“Qualifying for a loan can be a Catch-22,” says Gerri Detweiler, credit expert and Head of Market Education for Nav. “Consolidating your debt with a personal loan can increase your credit score. But if your score is low, getting approved for that personal loan can be a challenge.”

That makes it important to review your credit reports before making a personal loan application.

You can get one report from each of the three nationwide bureaus (Equifax, Experian, and TransUnion) for free every 12 months at annualcreditreport.com.

When you check your credit, review it carefully and look for errors, such as an account that isn’t yours, incorrect personal information, or any negative data that isn’t correct. Dispute any mistakes and make sure that they get corrected right away.

Detweiler says that in July 2017, millions of civil judgments and tax liens fell off of consumer credit reports due to stricter reporting standards.

If you haven’t checked your credit reports or scores in the past several months, you may be pleasantly surprised.

2. Your income is a factor in getting approved

While your credit is important for getting approved for a personal loan, lenders also look at other factors, including how much you earn and how much debt you have.
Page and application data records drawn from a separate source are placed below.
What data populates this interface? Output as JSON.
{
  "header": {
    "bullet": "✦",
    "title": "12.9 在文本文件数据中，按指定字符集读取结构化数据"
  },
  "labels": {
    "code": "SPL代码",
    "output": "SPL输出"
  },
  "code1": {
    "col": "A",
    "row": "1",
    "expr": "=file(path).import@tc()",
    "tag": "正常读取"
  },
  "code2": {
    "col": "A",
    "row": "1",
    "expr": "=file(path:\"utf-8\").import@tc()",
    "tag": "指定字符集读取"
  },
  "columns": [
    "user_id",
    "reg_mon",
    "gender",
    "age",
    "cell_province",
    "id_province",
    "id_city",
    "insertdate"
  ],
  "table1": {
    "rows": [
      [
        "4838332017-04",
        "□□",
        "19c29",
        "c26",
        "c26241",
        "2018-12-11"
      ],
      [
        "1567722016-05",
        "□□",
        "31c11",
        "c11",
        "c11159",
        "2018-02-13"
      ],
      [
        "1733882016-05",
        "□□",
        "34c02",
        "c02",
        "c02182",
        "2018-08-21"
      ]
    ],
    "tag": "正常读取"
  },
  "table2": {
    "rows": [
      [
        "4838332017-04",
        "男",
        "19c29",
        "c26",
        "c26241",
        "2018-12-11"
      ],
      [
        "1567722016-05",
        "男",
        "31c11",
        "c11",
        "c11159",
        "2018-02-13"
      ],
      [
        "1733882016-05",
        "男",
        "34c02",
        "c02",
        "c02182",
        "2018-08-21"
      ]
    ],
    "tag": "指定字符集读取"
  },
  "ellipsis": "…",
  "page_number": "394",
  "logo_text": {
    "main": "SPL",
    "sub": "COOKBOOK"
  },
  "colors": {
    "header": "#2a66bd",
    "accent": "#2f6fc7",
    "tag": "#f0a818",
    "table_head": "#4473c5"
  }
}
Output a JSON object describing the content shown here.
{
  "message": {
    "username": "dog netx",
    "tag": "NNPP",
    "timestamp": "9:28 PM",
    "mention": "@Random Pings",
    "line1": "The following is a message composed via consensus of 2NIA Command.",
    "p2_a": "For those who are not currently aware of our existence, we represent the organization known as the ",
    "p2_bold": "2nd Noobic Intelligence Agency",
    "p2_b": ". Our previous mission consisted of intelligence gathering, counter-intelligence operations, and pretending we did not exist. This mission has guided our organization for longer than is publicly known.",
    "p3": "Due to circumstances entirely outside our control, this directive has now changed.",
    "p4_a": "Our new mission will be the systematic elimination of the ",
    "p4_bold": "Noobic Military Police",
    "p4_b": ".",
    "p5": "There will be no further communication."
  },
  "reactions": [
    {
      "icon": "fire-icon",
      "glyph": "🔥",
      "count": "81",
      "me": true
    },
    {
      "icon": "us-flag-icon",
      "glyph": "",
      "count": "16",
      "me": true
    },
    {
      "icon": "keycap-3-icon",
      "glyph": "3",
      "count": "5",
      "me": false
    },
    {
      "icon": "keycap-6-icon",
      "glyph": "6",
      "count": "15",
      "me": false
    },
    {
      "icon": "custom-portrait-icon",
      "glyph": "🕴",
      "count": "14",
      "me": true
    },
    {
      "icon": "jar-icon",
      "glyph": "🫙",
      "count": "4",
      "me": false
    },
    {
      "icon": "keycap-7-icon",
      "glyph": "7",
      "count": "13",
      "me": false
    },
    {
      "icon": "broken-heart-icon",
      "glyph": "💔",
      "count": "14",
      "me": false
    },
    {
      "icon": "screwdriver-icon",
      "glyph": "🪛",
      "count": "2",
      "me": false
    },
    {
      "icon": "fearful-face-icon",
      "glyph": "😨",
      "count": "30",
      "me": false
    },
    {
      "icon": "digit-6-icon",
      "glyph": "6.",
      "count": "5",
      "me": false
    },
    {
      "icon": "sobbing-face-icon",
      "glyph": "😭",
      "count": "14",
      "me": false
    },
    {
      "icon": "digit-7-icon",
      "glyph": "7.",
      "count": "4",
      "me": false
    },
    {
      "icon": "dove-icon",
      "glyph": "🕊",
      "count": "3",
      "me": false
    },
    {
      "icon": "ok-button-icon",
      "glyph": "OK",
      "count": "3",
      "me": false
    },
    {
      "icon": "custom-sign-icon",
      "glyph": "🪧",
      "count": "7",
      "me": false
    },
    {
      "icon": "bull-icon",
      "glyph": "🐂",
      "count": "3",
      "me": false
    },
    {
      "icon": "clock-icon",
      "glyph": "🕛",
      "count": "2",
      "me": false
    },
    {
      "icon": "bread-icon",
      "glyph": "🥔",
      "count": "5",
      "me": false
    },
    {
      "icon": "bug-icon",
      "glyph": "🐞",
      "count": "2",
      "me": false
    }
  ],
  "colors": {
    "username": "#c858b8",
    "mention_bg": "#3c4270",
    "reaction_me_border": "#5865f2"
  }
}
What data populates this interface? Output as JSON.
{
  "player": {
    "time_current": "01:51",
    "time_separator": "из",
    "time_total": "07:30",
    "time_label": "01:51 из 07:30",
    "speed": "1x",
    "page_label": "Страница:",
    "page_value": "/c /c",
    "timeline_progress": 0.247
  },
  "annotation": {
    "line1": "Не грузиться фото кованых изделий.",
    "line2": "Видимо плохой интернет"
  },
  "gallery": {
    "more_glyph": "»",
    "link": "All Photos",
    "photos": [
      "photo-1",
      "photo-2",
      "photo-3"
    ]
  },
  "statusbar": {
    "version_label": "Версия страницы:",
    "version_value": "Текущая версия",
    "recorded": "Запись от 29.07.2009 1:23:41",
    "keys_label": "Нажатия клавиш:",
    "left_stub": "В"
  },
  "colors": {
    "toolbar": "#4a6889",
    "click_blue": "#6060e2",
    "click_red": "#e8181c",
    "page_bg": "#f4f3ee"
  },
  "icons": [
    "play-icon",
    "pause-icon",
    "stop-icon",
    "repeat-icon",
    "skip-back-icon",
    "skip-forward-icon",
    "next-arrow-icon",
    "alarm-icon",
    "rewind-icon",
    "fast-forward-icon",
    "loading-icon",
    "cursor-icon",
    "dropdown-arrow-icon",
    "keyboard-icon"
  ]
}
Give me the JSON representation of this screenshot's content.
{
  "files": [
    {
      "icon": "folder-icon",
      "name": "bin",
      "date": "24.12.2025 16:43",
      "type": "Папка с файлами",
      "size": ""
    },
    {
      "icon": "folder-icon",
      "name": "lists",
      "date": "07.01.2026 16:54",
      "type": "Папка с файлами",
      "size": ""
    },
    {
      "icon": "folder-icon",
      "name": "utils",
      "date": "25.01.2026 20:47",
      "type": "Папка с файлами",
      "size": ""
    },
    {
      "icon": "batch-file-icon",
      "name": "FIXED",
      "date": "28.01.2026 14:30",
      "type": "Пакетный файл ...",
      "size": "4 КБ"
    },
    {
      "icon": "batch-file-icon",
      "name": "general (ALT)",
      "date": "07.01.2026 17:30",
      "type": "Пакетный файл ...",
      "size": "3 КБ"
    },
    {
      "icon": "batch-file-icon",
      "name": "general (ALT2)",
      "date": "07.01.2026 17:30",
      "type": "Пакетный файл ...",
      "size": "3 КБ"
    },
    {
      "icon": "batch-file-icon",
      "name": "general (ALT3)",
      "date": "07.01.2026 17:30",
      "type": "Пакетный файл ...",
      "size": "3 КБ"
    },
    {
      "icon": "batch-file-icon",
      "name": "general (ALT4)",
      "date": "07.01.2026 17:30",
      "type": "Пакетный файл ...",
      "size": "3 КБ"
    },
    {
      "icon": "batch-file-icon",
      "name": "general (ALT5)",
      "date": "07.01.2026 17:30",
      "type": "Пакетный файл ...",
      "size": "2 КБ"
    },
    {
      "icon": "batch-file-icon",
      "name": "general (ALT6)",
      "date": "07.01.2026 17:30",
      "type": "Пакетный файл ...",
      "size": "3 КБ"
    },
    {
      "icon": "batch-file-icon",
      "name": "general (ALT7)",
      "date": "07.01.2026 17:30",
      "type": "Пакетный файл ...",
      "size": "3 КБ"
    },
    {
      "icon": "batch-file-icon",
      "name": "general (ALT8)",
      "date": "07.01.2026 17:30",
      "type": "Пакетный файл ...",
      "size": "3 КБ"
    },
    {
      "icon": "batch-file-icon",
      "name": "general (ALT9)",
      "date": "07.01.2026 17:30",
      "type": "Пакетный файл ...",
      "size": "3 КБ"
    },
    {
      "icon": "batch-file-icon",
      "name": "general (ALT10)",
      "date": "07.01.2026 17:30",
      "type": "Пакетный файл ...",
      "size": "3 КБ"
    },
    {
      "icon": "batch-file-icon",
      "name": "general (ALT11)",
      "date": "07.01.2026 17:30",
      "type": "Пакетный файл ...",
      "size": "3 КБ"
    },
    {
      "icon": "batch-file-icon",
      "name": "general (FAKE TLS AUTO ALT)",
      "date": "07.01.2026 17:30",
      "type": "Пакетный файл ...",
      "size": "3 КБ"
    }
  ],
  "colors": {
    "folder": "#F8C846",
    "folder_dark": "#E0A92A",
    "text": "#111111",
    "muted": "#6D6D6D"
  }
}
They want to make sure that you can afford to repay what you borrow.

When applying for a personal loan, you must typically provide lenders with documentation such as your paystubs from the past several months or your last tax return. Other required paperwork typically includes a copy of your identification, such as a driver’s license or passport, and proof of your residence, such as a utility bill or signed lease.

Here’s a quick tip: If you gather all the necessary documents before you apply for a personal loan, the process will be faster and easier.

3. Repayment terms can vary

Personal loans are paid back in installments over a set amount of time. You receive a lump sum of cash up front to spend any way you like, but you’re expected to repay it (with interest) in fixed monthly payments until the loan’s term is up.

How much you can borrow over what period varies by lender — here are some examples:

  • One Main Financial offers personal loans from $1,500 to $25,000 with a term of one to 5 years.
  • Marlette Funding offers personal loans from $2,000 to $50,000 with a term of 3 to 5 years.
  • Sofi offers personal loans from $5,000 to $100,000 with a term of 3, 5, or 7 years.

4. Interest rates and fees can vary

The interest rate you pay on a personal loan depends on your financial situation and the lender you choose. Because they’re unsecured (not backed by collateral), the rate on a personal loan is typically higher than for a secured loan, such as home mortgage or auto loan.

However, in many cases, the rate may be lower than credit cards. That’s why it can be a smart move to use a personal loan to consolidate higher-rate credit card debt.

Some personal loans may also charge an origination fee, which is a one-time charge to process the loan. It can typically be deducted from your loan proceeds.

5. You can spend it any way you like.

As previously mentioned, you can use a personal loan for any reason you want. Borrowers often use them to:

  • Consolidate higher-rate debts
  • Pay medical bills
  • Remodel a home
  • Pay for education expenses
  • Make repairs to a car
  • Buy a boat, motorcycle, or recreational vehicle
  • Pay for a special event, such as a wedding or vacation

If you’re considering a personal loan, shop around to compare the best interest rates and terms available. Evaluate several different lenders to make sure you get the best deal for your situation, and only borrow amounts that you know you can afford to pay back.

 

Laura Adams on Twitter
Laura Adams

Laura Adams is a personal finance expert, spokesperson, and national media source who helps consumers improve their finances by making money easy to understand.


She’s the host of the top-rated MoneyGirl Podcast and award-winning author of multiple books, including Money Girl’s Smart Moves to Grow Rich. Connect with Laura at LauraDAdams.com and on Twitter @LauraAdams.